A word-for-word copy of the entries, with images excluded, is the expected answer.
[Opening The data section]
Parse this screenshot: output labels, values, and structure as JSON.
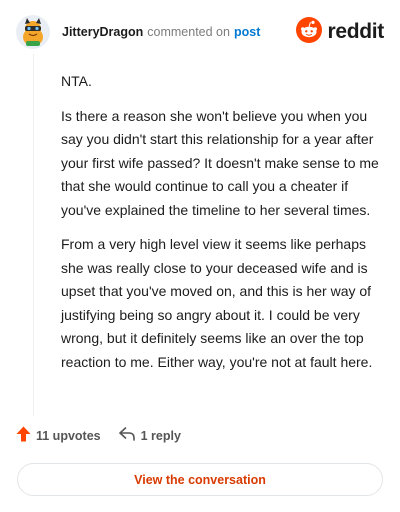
{
  "header": {
    "username": "JitteryDragon",
    "action": "commented on",
    "post_link": "post",
    "brand": "reddit"
  },
  "comment": {
    "paragraphs": [
      "NTA.",
      "Is there a reason she won't believe you when you say you didn't start this relationship for a year after your first wife passed? It doesn't make sense to me that she would continue to call you a cheater if you've explained the timeline to her several times.",
      "From a very high level view it seems like perhaps she was really close to your deceased wife and is upset that you've moved on, and this is her way of justifying being so angry about it. I could be very wrong, but it definitely seems like an over the top reaction to me. Either way, you're not at fault here."
    ]
  },
  "actions": {
    "upvotes": "11 upvotes",
    "replies": "1 reply"
  },
  "cta": {
    "label": "View the conversation"
  },
  "colors": {
    "reddit_orange": "#ff4500",
    "link_blue": "#0079d3",
    "cta_text": "#d93a00"
  },
  "icons": {
    "avatar": "avatar-dragon",
    "brand": "reddit-snoo-icon",
    "upvote": "upvote-arrow-icon",
    "reply": "reply-arrow-icon"
  }
}
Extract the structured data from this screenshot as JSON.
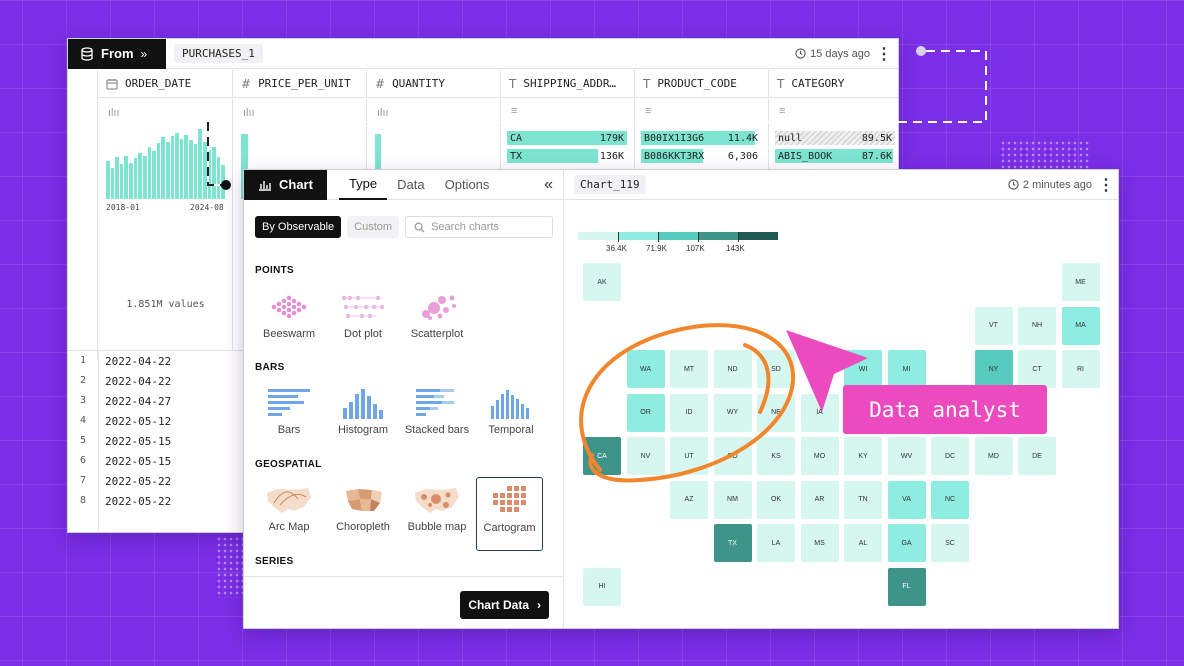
{
  "table": {
    "source_label": "From",
    "source_chevron": "»",
    "table_name": "PURCHASES_1",
    "updated": "15 days ago",
    "columns": [
      {
        "name": "ORDER_DATE",
        "type_icon": "calendar-icon"
      },
      {
        "name": "PRICE_PER_UNIT",
        "type_icon": "hash-icon"
      },
      {
        "name": "QUANTITY",
        "type_icon": "hash-icon"
      },
      {
        "name": "SHIPPING_ADDR…",
        "type_icon": "text-icon"
      },
      {
        "name": "PRODUCT_CODE",
        "type_icon": "text-icon"
      },
      {
        "name": "CATEGORY",
        "type_icon": "text-icon"
      }
    ],
    "order_date_axis": {
      "start": "2018-01",
      "end": "2024-08"
    },
    "order_date_hist": [
      0.55,
      0.45,
      0.6,
      0.5,
      0.62,
      0.52,
      0.58,
      0.66,
      0.62,
      0.75,
      0.68,
      0.8,
      0.88,
      0.82,
      0.9,
      0.95,
      0.86,
      0.92,
      0.85,
      0.78,
      1.0,
      0.82,
      0.7,
      0.74,
      0.6,
      0.48
    ],
    "order_date_count": "1.851M values",
    "shipping_top": [
      {
        "label": "CA",
        "value": "179K",
        "frac": 1.0
      },
      {
        "label": "TX",
        "value": "136K",
        "frac": 0.76
      }
    ],
    "product_top": [
      {
        "label": "B00IX1I3G6",
        "value": "11.4K",
        "frac": 0.95
      },
      {
        "label": "B086KKT3RX",
        "value": "6,306",
        "frac": 0.5
      }
    ],
    "category_top": [
      {
        "label": "null",
        "value": "89.5K",
        "frac": 1.0,
        "null": true
      },
      {
        "label": "ABIS_BOOK",
        "value": "87.6K",
        "frac": 0.98
      }
    ],
    "rows": [
      {
        "n": "1",
        "date": "2022-04-22"
      },
      {
        "n": "2",
        "date": "2022-04-22"
      },
      {
        "n": "3",
        "date": "2022-04-27"
      },
      {
        "n": "4",
        "date": "2022-05-12"
      },
      {
        "n": "5",
        "date": "2022-05-15"
      },
      {
        "n": "6",
        "date": "2022-05-15"
      },
      {
        "n": "7",
        "date": "2022-05-22"
      },
      {
        "n": "8",
        "date": "2022-05-22"
      }
    ]
  },
  "chart_panel": {
    "tab_label": "Chart",
    "tabs": [
      "Type",
      "Data",
      "Options"
    ],
    "active_tab": "Type",
    "collapse_icon": "«",
    "filter_active": "By Observable",
    "filter_inactive": "Custom",
    "search_placeholder": "Search charts",
    "sections": [
      {
        "title": "POINTS",
        "items": [
          "Beeswarm",
          "Dot plot",
          "Scatterplot"
        ]
      },
      {
        "title": "BARS",
        "items": [
          "Bars",
          "Histogram",
          "Stacked bars",
          "Temporal"
        ]
      },
      {
        "title": "GEOSPATIAL",
        "items": [
          "Arc Map",
          "Choropleth",
          "Bubble map",
          "Cartogram"
        ]
      },
      {
        "title": "SERIES",
        "items": []
      }
    ],
    "selected_type": "Cartogram",
    "chart_data_button": "Chart Data",
    "chart_name": "Chart_119",
    "chart_updated": "2 minutes ago"
  },
  "annotation_tag": "Data analyst",
  "colors": {
    "background": "#7a2ee6",
    "teal": "#7de4cf",
    "pink": "#ec4bbf",
    "orange": "#f2862c"
  },
  "chart_data": {
    "type": "heatmap",
    "subtype": "state tile cartogram",
    "legend_thresholds": [
      "36.4K",
      "71.9K",
      "107K",
      "143K"
    ],
    "legend_colors": [
      "#d6f7ef",
      "#8fece0",
      "#57cbbd",
      "#3e9488",
      "#1f5a52"
    ],
    "states": [
      {
        "code": "AK",
        "bin": 0
      },
      {
        "code": "ME",
        "bin": 0
      },
      {
        "code": "VT",
        "bin": 0
      },
      {
        "code": "NH",
        "bin": 0
      },
      {
        "code": "MA",
        "bin": 1
      },
      {
        "code": "WA",
        "bin": 1
      },
      {
        "code": "MT",
        "bin": 0
      },
      {
        "code": "ND",
        "bin": 0
      },
      {
        "code": "SD",
        "bin": 0
      },
      {
        "code": "WI",
        "bin": 1
      },
      {
        "code": "MI",
        "bin": 1
      },
      {
        "code": "NY",
        "bin": 2
      },
      {
        "code": "CT",
        "bin": 0
      },
      {
        "code": "RI",
        "bin": 0
      },
      {
        "code": "OR",
        "bin": 1
      },
      {
        "code": "ID",
        "bin": 0
      },
      {
        "code": "WY",
        "bin": 0
      },
      {
        "code": "NE",
        "bin": 0
      },
      {
        "code": "IA",
        "bin": 0
      },
      {
        "code": "CA",
        "bin": 3
      },
      {
        "code": "NV",
        "bin": 0
      },
      {
        "code": "UT",
        "bin": 0
      },
      {
        "code": "CO",
        "bin": 0
      },
      {
        "code": "KS",
        "bin": 0
      },
      {
        "code": "MO",
        "bin": 0
      },
      {
        "code": "KY",
        "bin": 0
      },
      {
        "code": "WV",
        "bin": 0
      },
      {
        "code": "DC",
        "bin": 0
      },
      {
        "code": "MD",
        "bin": 0
      },
      {
        "code": "DE",
        "bin": 0
      },
      {
        "code": "AZ",
        "bin": 0
      },
      {
        "code": "NM",
        "bin": 0
      },
      {
        "code": "OK",
        "bin": 0
      },
      {
        "code": "AR",
        "bin": 0
      },
      {
        "code": "TN",
        "bin": 0
      },
      {
        "code": "VA",
        "bin": 1
      },
      {
        "code": "NC",
        "bin": 1
      },
      {
        "code": "TX",
        "bin": 3
      },
      {
        "code": "LA",
        "bin": 0
      },
      {
        "code": "MS",
        "bin": 0
      },
      {
        "code": "AL",
        "bin": 0
      },
      {
        "code": "GA",
        "bin": 1
      },
      {
        "code": "SC",
        "bin": 0
      },
      {
        "code": "HI",
        "bin": 0
      },
      {
        "code": "FL",
        "bin": 3
      }
    ]
  }
}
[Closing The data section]
## Your solution
Parse this screenshot: output labels, values, and structure as JSON.
{
  "header": {
    "username": "JitteryDragon",
    "action": "commented on",
    "post_link": "post",
    "brand": "reddit"
  },
  "comment": {
    "paragraphs": [
      "NTA.",
      "Is there a reason she won't believe you when you say you didn't start this relationship for a year after your first wife passed? It doesn't make sense to me that she would continue to call you a cheater if you've explained the timeline to her several times.",
      "From a very high level view it seems like perhaps she was really close to your deceased wife and is upset that you've moved on, and this is her way of justifying being so angry about it. I could be very wrong, but it definitely seems like an over the top reaction to me. Either way, you're not at fault here."
    ]
  },
  "actions": {
    "upvotes": "11 upvotes",
    "replies": "1 reply"
  },
  "cta": {
    "label": "View the conversation"
  },
  "colors": {
    "reddit_orange": "#ff4500",
    "link_blue": "#0079d3",
    "cta_text": "#d93a00"
  },
  "icons": {
    "avatar": "avatar-dragon",
    "brand": "reddit-snoo-icon",
    "upvote": "upvote-arrow-icon",
    "reply": "reply-arrow-icon"
  }
}
Extract the structured data from this screenshot as JSON.
{
  "table": {
    "source_label": "From",
    "source_chevron": "»",
    "table_name": "PURCHASES_1",
    "updated": "15 days ago",
    "columns": [
      {
        "name": "ORDER_DATE",
        "type_icon": "calendar-icon"
      },
      {
        "name": "PRICE_PER_UNIT",
        "type_icon": "hash-icon"
      },
      {
        "name": "QUANTITY",
        "type_icon": "hash-icon"
      },
      {
        "name": "SHIPPING_ADDR…",
        "type_icon": "text-icon"
      },
      {
        "name": "PRODUCT_CODE",
        "type_icon": "text-icon"
      },
      {
        "name": "CATEGORY",
        "type_icon": "text-icon"
      }
    ],
    "order_date_axis": {
      "start": "2018-01",
      "end": "2024-08"
    },
    "order_date_hist": [
      0.55,
      0.45,
      0.6,
      0.5,
      0.62,
      0.52,
      0.58,
      0.66,
      0.62,
      0.75,
      0.68,
      0.8,
      0.88,
      0.82,
      0.9,
      0.95,
      0.86,
      0.92,
      0.85,
      0.78,
      1.0,
      0.82,
      0.7,
      0.74,
      0.6,
      0.48
    ],
    "order_date_count": "1.851M values",
    "shipping_top": [
      {
        "label": "CA",
        "value": "179K",
        "frac": 1.0
      },
      {
        "label": "TX",
        "value": "136K",
        "frac": 0.76
      }
    ],
    "product_top": [
      {
        "label": "B00IX1I3G6",
        "value": "11.4K",
        "frac": 0.95
      },
      {
        "label": "B086KKT3RX",
        "value": "6,306",
        "frac": 0.5
      }
    ],
    "category_top": [
      {
        "label": "null",
        "value": "89.5K",
        "frac": 1.0,
        "null": true
      },
      {
        "label": "ABIS_BOOK",
        "value": "87.6K",
        "frac": 0.98
      }
    ],
    "rows": [
      {
        "n": "1",
        "date": "2022-04-22"
      },
      {
        "n": "2",
        "date": "2022-04-22"
      },
      {
        "n": "3",
        "date": "2022-04-27"
      },
      {
        "n": "4",
        "date": "2022-05-12"
      },
      {
        "n": "5",
        "date": "2022-05-15"
      },
      {
        "n": "6",
        "date": "2022-05-15"
      },
      {
        "n": "7",
        "date": "2022-05-22"
      },
      {
        "n": "8",
        "date": "2022-05-22"
      }
    ]
  },
  "chart_panel": {
    "tab_label": "Chart",
    "tabs": [
      "Type",
      "Data",
      "Options"
    ],
    "active_tab": "Type",
    "collapse_icon": "«",
    "filter_active": "By Observable",
    "filter_inactive": "Custom",
    "search_placeholder": "Search charts",
    "sections": [
      {
        "title": "POINTS",
        "items": [
          "Beeswarm",
          "Dot plot",
          "Scatterplot"
        ]
      },
      {
        "title": "BARS",
        "items": [
          "Bars",
          "Histogram",
          "Stacked bars",
          "Temporal"
        ]
      },
      {
        "title": "GEOSPATIAL",
        "items": [
          "Arc Map",
          "Choropleth",
          "Bubble map",
          "Cartogram"
        ]
      },
      {
        "title": "SERIES",
        "items": []
      }
    ],
    "selected_type": "Cartogram",
    "chart_data_button": "Chart Data",
    "chart_name": "Chart_119",
    "chart_updated": "2 minutes ago"
  },
  "annotation_tag": "Data analyst",
  "colors": {
    "background": "#7a2ee6",
    "teal": "#7de4cf",
    "pink": "#ec4bbf",
    "orange": "#f2862c"
  },
  "chart_data": {
    "type": "heatmap",
    "subtype": "state tile cartogram",
    "legend_thresholds": [
      "36.4K",
      "71.9K",
      "107K",
      "143K"
    ],
    "legend_colors": [
      "#d6f7ef",
      "#8fece0",
      "#57cbbd",
      "#3e9488",
      "#1f5a52"
    ],
    "states": [
      {
        "code": "AK",
        "bin": 0
      },
      {
        "code": "ME",
        "bin": 0
      },
      {
        "code": "VT",
        "bin": 0
      },
      {
        "code": "NH",
        "bin": 0
      },
      {
        "code": "MA",
        "bin": 1
      },
      {
        "code": "WA",
        "bin": 1
      },
      {
        "code": "MT",
        "bin": 0
      },
      {
        "code": "ND",
        "bin": 0
      },
      {
        "code": "SD",
        "bin": 0
      },
      {
        "code": "WI",
        "bin": 1
      },
      {
        "code": "MI",
        "bin": 1
      },
      {
        "code": "NY",
        "bin": 2
      },
      {
        "code": "CT",
        "bin": 0
      },
      {
        "code": "RI",
        "bin": 0
      },
      {
        "code": "OR",
        "bin": 1
      },
      {
        "code": "ID",
        "bin": 0
      },
      {
        "code": "WY",
        "bin": 0
      },
      {
        "code": "NE",
        "bin": 0
      },
      {
        "code": "IA",
        "bin": 0
      },
      {
        "code": "CA",
        "bin": 3
      },
      {
        "code": "NV",
        "bin": 0
      },
      {
        "code": "UT",
        "bin": 0
      },
      {
        "code": "CO",
        "bin": 0
      },
      {
        "code": "KS",
        "bin": 0
      },
      {
        "code": "MO",
        "bin": 0
      },
      {
        "code": "KY",
        "bin": 0
      },
      {
        "code": "WV",
        "bin": 0
      },
      {
        "code": "DC",
        "bin": 0
      },
      {
        "code": "MD",
        "bin": 0
      },
      {
        "code": "DE",
        "bin": 0
      },
      {
        "code": "AZ",
        "bin": 0
      },
      {
        "code": "NM",
        "bin": 0
      },
      {
        "code": "OK",
        "bin": 0
      },
      {
        "code": "AR",
        "bin": 0
      },
      {
        "code": "TN",
        "bin": 0
      },
      {
        "code": "VA",
        "bin": 1
      },
      {
        "code": "NC",
        "bin": 1
      },
      {
        "code": "TX",
        "bin": 3
      },
      {
        "code": "LA",
        "bin": 0
      },
      {
        "code": "MS",
        "bin": 0
      },
      {
        "code": "AL",
        "bin": 0
      },
      {
        "code": "GA",
        "bin": 1
      },
      {
        "code": "SC",
        "bin": 0
      },
      {
        "code": "HI",
        "bin": 0
      },
      {
        "code": "FL",
        "bin": 3
      }
    ]
  }
}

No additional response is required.